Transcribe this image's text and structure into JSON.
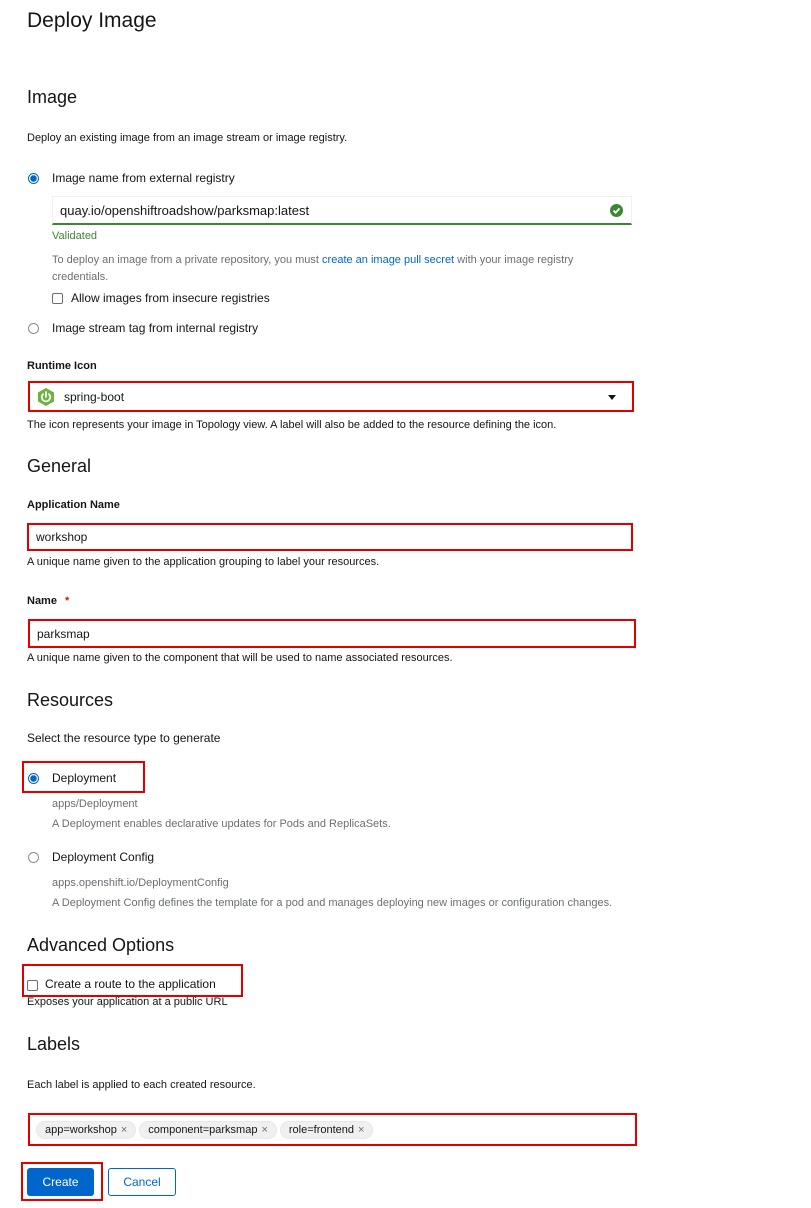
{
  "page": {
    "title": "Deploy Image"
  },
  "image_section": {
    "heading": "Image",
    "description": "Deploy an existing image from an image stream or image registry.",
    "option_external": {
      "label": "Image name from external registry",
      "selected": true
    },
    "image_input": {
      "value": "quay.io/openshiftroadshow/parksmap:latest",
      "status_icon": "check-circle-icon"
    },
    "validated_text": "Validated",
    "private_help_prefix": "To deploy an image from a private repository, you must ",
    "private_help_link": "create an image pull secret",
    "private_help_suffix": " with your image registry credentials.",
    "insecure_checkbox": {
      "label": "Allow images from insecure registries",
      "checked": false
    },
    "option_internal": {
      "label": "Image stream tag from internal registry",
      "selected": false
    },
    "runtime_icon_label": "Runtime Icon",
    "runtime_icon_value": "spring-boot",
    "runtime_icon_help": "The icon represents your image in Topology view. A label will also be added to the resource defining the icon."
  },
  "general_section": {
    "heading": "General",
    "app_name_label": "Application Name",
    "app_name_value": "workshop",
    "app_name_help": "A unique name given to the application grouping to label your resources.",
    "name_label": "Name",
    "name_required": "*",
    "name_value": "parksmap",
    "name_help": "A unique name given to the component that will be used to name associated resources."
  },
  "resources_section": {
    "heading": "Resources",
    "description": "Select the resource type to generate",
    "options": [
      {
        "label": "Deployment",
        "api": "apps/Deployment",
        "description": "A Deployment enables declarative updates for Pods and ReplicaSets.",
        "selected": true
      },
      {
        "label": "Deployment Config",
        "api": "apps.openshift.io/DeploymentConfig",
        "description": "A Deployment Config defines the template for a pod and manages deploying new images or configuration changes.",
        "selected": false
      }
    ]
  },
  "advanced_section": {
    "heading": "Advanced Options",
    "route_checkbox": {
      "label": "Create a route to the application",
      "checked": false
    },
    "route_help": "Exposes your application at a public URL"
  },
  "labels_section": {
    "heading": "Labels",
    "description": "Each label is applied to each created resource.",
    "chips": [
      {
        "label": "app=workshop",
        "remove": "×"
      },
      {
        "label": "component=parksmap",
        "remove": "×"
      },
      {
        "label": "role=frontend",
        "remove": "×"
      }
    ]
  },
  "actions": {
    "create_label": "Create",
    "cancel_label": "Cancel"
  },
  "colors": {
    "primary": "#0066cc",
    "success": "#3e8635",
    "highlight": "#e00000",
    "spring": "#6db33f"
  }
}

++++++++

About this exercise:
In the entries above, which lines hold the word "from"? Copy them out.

Answer:
    "description": "Deploy an existing image from an image stream or image registry.",
      "label": "Image name from external registry",
    "private_help_prefix": "To deploy an image from a private repository, you must ",
      "label": "Allow images from insecure registries",
      "label": "Image stream tag from internal registry",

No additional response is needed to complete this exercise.